**What needs to be done**
If a line in the data below includes the string "sujets", please return a copy of it.

(Dataset records)

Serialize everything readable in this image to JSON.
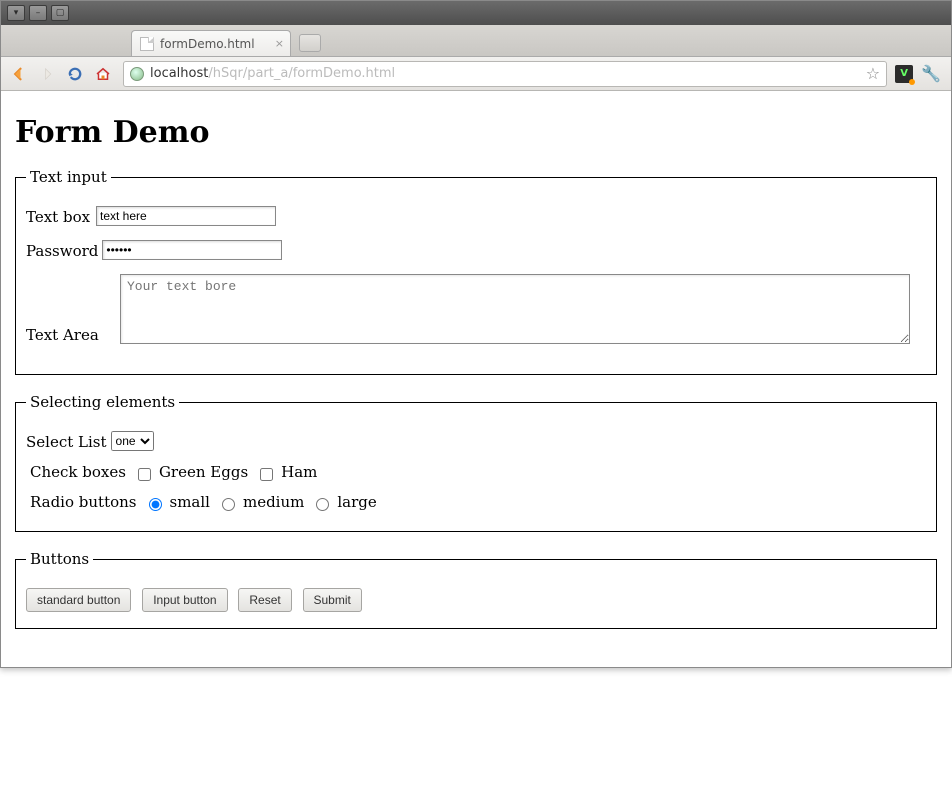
{
  "window": {
    "tab_title": "formDemo.html",
    "url_host": "localhost",
    "url_path": "/hSqr/part_a/formDemo.html"
  },
  "page": {
    "heading": "Form Demo",
    "fieldset_text": {
      "legend": "Text input",
      "textbox_label": "Text box",
      "textbox_value": "text here",
      "password_label": "Password",
      "password_value": "••••••",
      "textarea_label": "Text Area",
      "textarea_placeholder": "Your text bore"
    },
    "fieldset_select": {
      "legend": "Selecting elements",
      "select_label": "Select List",
      "select_value": "one",
      "checkbox_label": "Check boxes",
      "checkbox_options": {
        "green_eggs": "Green Eggs",
        "ham": "Ham"
      },
      "radio_label": "Radio buttons",
      "radio_options": {
        "small": "small",
        "medium": "medium",
        "large": "large"
      }
    },
    "fieldset_buttons": {
      "legend": "Buttons",
      "standard": "standard button",
      "input": "Input button",
      "reset": "Reset",
      "submit": "Submit"
    }
  }
}
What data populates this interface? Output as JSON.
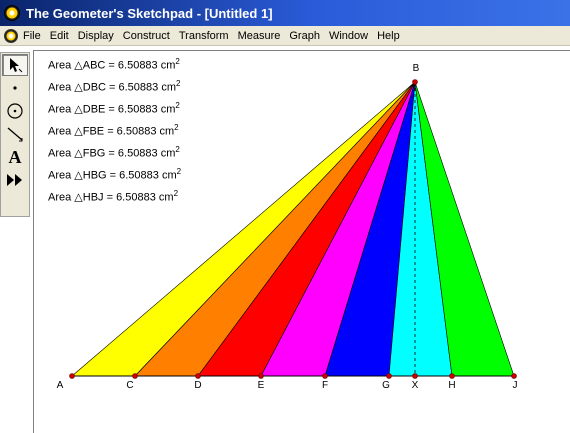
{
  "window": {
    "title": "The Geometer's Sketchpad - [Untitled 1]"
  },
  "menu": {
    "items": [
      "File",
      "Edit",
      "Display",
      "Construct",
      "Transform",
      "Measure",
      "Graph",
      "Window",
      "Help"
    ]
  },
  "toolbox": {
    "tools": [
      {
        "name": "selection-arrow-tool",
        "icon": "arrow-icon"
      },
      {
        "name": "point-tool",
        "icon": "point-icon"
      },
      {
        "name": "compass-tool",
        "icon": "circle-icon"
      },
      {
        "name": "straightedge-tool",
        "icon": "segment-icon"
      },
      {
        "name": "text-tool",
        "icon": "text-a-icon",
        "glyph": "A"
      },
      {
        "name": "custom-tool",
        "icon": "double-arrow-icon"
      }
    ]
  },
  "measurements": [
    {
      "label": "Area △ABC = 6.50883 cm",
      "sup": "2"
    },
    {
      "label": "Area △DBC = 6.50883 cm",
      "sup": "2"
    },
    {
      "label": "Area △DBE = 6.50883 cm",
      "sup": "2"
    },
    {
      "label": "Area △FBE = 6.50883 cm",
      "sup": "2"
    },
    {
      "label": "Area △FBG = 6.50883 cm",
      "sup": "2"
    },
    {
      "label": "Area △HBG = 6.50883 cm",
      "sup": "2"
    },
    {
      "label": "Area △HBJ = 6.50883 cm",
      "sup": "2"
    }
  ],
  "points": {
    "apex": "B",
    "base": [
      "A",
      "C",
      "D",
      "E",
      "F",
      "G",
      "X",
      "H",
      "J"
    ]
  },
  "triangles": [
    {
      "name": "ABC",
      "color": "#ffff00"
    },
    {
      "name": "DBC",
      "color": "#ff8000"
    },
    {
      "name": "DBE",
      "color": "#ff0000"
    },
    {
      "name": "FBE",
      "color": "#ff00ff"
    },
    {
      "name": "FBG",
      "color": "#0000ff"
    },
    {
      "name": "HBG",
      "color": "#00ffff"
    },
    {
      "name": "HBJ",
      "color": "#00ff00"
    }
  ],
  "colors": {
    "point": "#cc0000",
    "titlebar": "#0a246a"
  }
}
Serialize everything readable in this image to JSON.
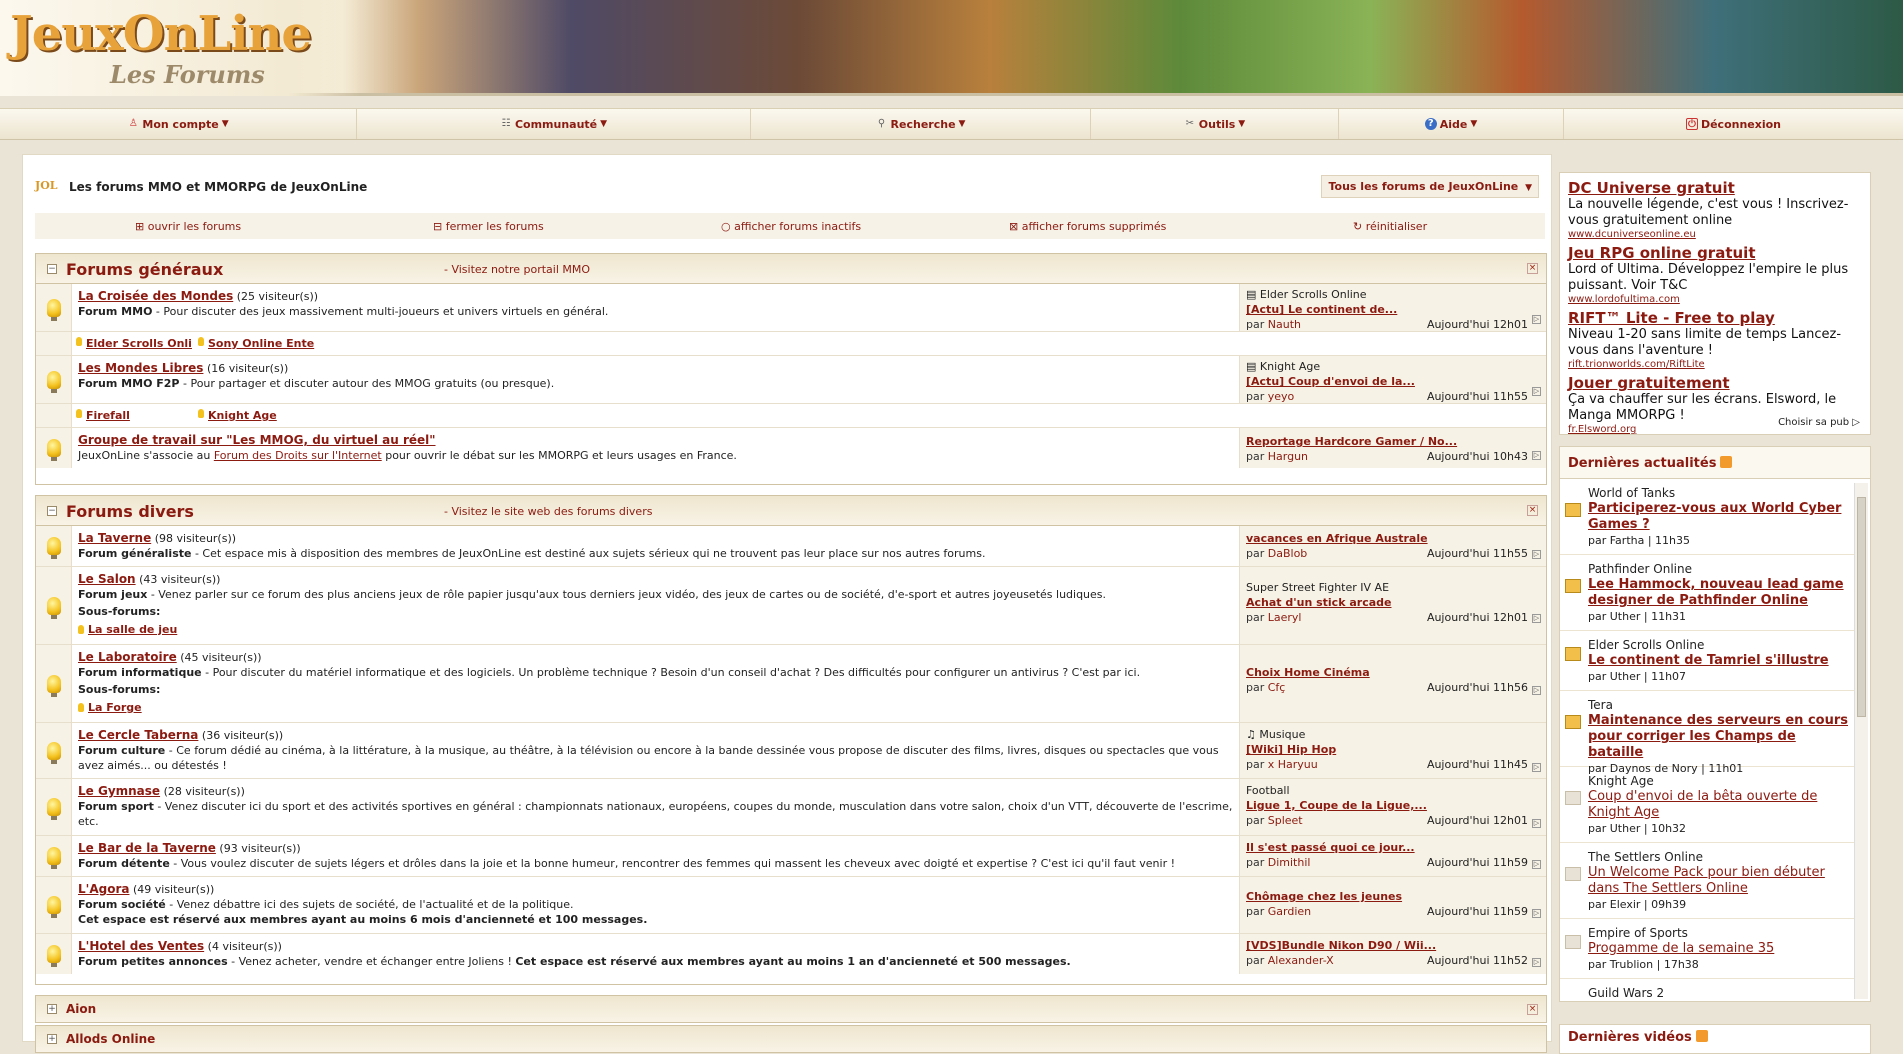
{
  "brand": {
    "logo": "JeuxOnLine",
    "sub": "Les Forums"
  },
  "nav": [
    {
      "label": "Mon compte",
      "icon": "user-icon"
    },
    {
      "label": "Communauté",
      "icon": "community-icon"
    },
    {
      "label": "Recherche",
      "icon": "search-icon"
    },
    {
      "label": "Outils",
      "icon": "tools-icon"
    },
    {
      "label": "Aide",
      "icon": "help-icon"
    },
    {
      "label": "Déconnexion",
      "icon": "logout-icon"
    }
  ],
  "page": {
    "title": "Les forums MMO et MMORPG de JeuxOnLine",
    "forum_select": "Tous les forums de JeuxOnLine",
    "options": [
      "ouvrir les forums",
      "fermer les forums",
      "afficher forums inactifs",
      "afficher forums supprimés",
      "réinitialiser"
    ]
  },
  "sections": {
    "general": {
      "title": "Forums généraux",
      "link": "- Visitez notre portail MMO",
      "forums": [
        {
          "name": "La Croisée des Mondes",
          "visitors": "(25 visiteur(s))",
          "type": "Forum MMO",
          "desc": " - Pour discuter des jeux massivement multi-joueurs et univers virtuels en général.",
          "last_cat": "Elder Scrolls Online",
          "last_topic": "[Actu] Le continent de...",
          "last_user": "Nauth",
          "last_time": "Aujourd'hui 12h01"
        },
        {
          "name": "Les Mondes Libres",
          "visitors": "(16 visiteur(s))",
          "type": "Forum MMO F2P",
          "desc": " - Pour partager et discuter autour des MMOG gratuits (ou presque).",
          "last_cat": "Knight Age",
          "last_topic": "[Actu] Coup d'envoi de la...",
          "last_user": "yeyo",
          "last_time": "Aujourd'hui 11h55"
        },
        {
          "name": "Groupe de travail sur \"Les MMOG, du virtuel au réel\"",
          "desc_a": "JeuxOnLine s'associe au ",
          "desc_link": "Forum des Droits sur l'Internet",
          "desc_b": " pour ouvrir le débat sur les MMORPG et leurs usages en France.",
          "last_topic": "Reportage Hardcore Gamer / No...",
          "last_user": "Hargun",
          "last_time": "Aujourd'hui 10h43"
        }
      ],
      "sub1": [
        "Elder Scrolls Onli",
        "Sony Online Ente"
      ],
      "sub2": [
        "Firefall",
        "Knight Age"
      ]
    },
    "divers": {
      "title": "Forums divers",
      "link": "- Visitez le site web des forums divers",
      "forums": [
        {
          "name": "La Taverne",
          "visitors": "(98 visiteur(s))",
          "type": "Forum généraliste",
          "desc": " - Cet espace mis à disposition des membres de JeuxOnLine est destiné aux sujets sérieux qui ne trouvent pas leur place sur nos autres forums.",
          "last_topic": "vacances en Afrique Australe",
          "last_user": "DaBlob",
          "last_time": "Aujourd'hui 11h55"
        },
        {
          "name": "Le Salon",
          "visitors": "(43 visiteur(s))",
          "type": "Forum jeux",
          "desc": " - Venez parler sur ce forum des plus anciens jeux de rôle papier jusqu'aux tous derniers jeux vidéo, des jeux de cartes ou de société, d'e-sport et autres joyeusetés ludiques.",
          "sub_label": "Sous-forums:",
          "sub": "La salle de jeu",
          "last_cat": "Super Street Fighter IV AE",
          "last_topic": "Achat d'un stick arcade",
          "last_user": "Laeryl",
          "last_time": "Aujourd'hui 12h01"
        },
        {
          "name": "Le Laboratoire",
          "visitors": "(45 visiteur(s))",
          "type": "Forum informatique",
          "desc": " - Pour discuter du matériel informatique et des logiciels. Un problème technique ? Besoin d'un conseil d'achat ? Des difficultés pour configurer un antivirus ? C'est par ici.",
          "sub_label": "Sous-forums:",
          "sub": "La Forge",
          "last_topic": "Choix Home Cinéma",
          "last_user": "Cfç",
          "last_time": "Aujourd'hui 11h56"
        },
        {
          "name": "Le Cercle Taberna",
          "visitors": "(36 visiteur(s))",
          "type": "Forum culture",
          "desc": " - Ce forum dédié au cinéma, à la littérature, à la musique, au théâtre, à la télévision ou encore à la bande dessinée vous propose de discuter des films, livres, disques ou spectacles que vous avez aimés... ou détestés !",
          "last_cat": "Musique",
          "last_topic": "[Wiki] Hip Hop",
          "last_user": "x Haryuu",
          "last_time": "Aujourd'hui 11h45"
        },
        {
          "name": "Le Gymnase",
          "visitors": "(28 visiteur(s))",
          "type": "Forum sport",
          "desc": " - Venez discuter ici du sport et des activités sportives en général : championnats nationaux, européens, coupes du monde, musculation dans votre salon, choix d'un VTT, découverte de l'escrime, etc.",
          "last_cat": "Football",
          "last_topic": "Ligue 1, Coupe de la Ligue,...",
          "last_user": "Spleet",
          "last_time": "Aujourd'hui 12h01"
        },
        {
          "name": "Le Bar de la Taverne",
          "visitors": "(93 visiteur(s))",
          "type": "Forum détente",
          "desc": " - Vous voulez discuter de sujets légers et drôles dans la joie et la bonne humeur, rencontrer des femmes qui massent les cheveux avec doigté et expertise ? C'est ici qu'il faut venir !",
          "last_topic": "Il s'est passé quoi ce jour...",
          "last_user": "Dimithil",
          "last_time": "Aujourd'hui 11h59"
        },
        {
          "name": "L'Agora",
          "visitors": "(49 visiteur(s))",
          "type": "Forum société",
          "desc": " - Venez débattre ici des sujets de société, de l'actualité et de la politique.",
          "note": "Cet espace est réservé aux membres ayant au moins 6 mois d'ancienneté et 100 messages.",
          "last_topic": "Chômage chez les jeunes",
          "last_user": "Gardien",
          "last_time": "Aujourd'hui 11h59"
        },
        {
          "name": "L'Hotel des Ventes",
          "visitors": "(4 visiteur(s))",
          "type": "Forum petites annonces",
          "desc": " - Venez acheter, vendre et échanger entre Joliens ! ",
          "note": "Cet espace est réservé aux membres ayant au moins 1 an d'ancienneté et 500 messages.",
          "last_topic": "[VDS]Bundle Nikon D90 / Wii...",
          "last_user": "Alexander-X",
          "last_time": "Aujourd'hui 11h52"
        }
      ]
    },
    "collapsed": [
      "Aion",
      "Allods Online"
    ]
  },
  "ads": [
    {
      "title": "DC Universe gratuit",
      "body": "La nouvelle légende, c'est vous ! Inscrivez-vous gratuitement online",
      "url": "www.dcuniverseonline.eu"
    },
    {
      "title": "Jeu RPG online gratuit",
      "body": "Lord of Ultima. Développez l'empire le plus puissant. Voir T&C",
      "url": "www.lordofultima.com"
    },
    {
      "title": "RIFT™ Lite - Free to play",
      "body": "Niveau 1-20 sans limite de temps Lancez-vous dans l'aventure !",
      "url": "rift.trionworlds.com/RiftLite"
    },
    {
      "title": "Jouer gratuitement",
      "body": "Ça va chauffer sur les écrans. Elsword, le Manga MMORPG !",
      "url": "fr.Elsword.org"
    }
  ],
  "ads_choose": "Choisir sa pub",
  "news": {
    "title": "Dernières actualités",
    "items": [
      {
        "cat": "World of Tanks",
        "title": "Participerez-vous aux World Cyber Games ?",
        "by": "par Fartha | 11h35",
        "fresh": true
      },
      {
        "cat": "Pathfinder Online",
        "title": "Lee Hammock, nouveau lead game designer de Pathfinder Online",
        "by": "par Uther | 11h31",
        "fresh": true
      },
      {
        "cat": "Elder Scrolls Online",
        "title": "Le continent de Tamriel s'illustre",
        "by": "par Uther | 11h07",
        "fresh": true
      },
      {
        "cat": "Tera",
        "title": "Maintenance des serveurs en cours pour corriger les Champs de bataille",
        "by": "par Daynos de Nory | 11h01",
        "fresh": true
      },
      {
        "cat": "Knight Age",
        "title": "Coup d'envoi de la bêta ouverte de Knight Age",
        "by": "par Uther | 10h32",
        "fresh": false
      },
      {
        "cat": "The Settlers Online",
        "title": "Un Welcome Pack pour bien débuter dans The Settlers Online",
        "by": "par Elexir | 09h39",
        "fresh": false
      },
      {
        "cat": "Empire of Sports",
        "title": "Progamme de la semaine 35",
        "by": "par Trublion | 17h38",
        "fresh": false
      },
      {
        "cat": "Guild Wars 2",
        "title": "",
        "by": "",
        "fresh": false
      }
    ]
  },
  "videos": {
    "title": "Dernières vidéos"
  }
}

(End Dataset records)

**The completed task**
          "desc": " - Cet espace mis à disposition des membres de JeuxOnLine est destiné aux sujets sérieux qui ne trouvent pas leur place sur nos autres forums.",
          "desc": " - Vous voulez discuter de sujets légers et drôles dans la joie et la bonne humeur, rencontrer des femmes qui massent les cheveux avec doigté et expertise ? C'est ici qu'il faut venir !",
          "desc": " - Venez débattre ici des sujets de société, de l'actualité et de la politique.",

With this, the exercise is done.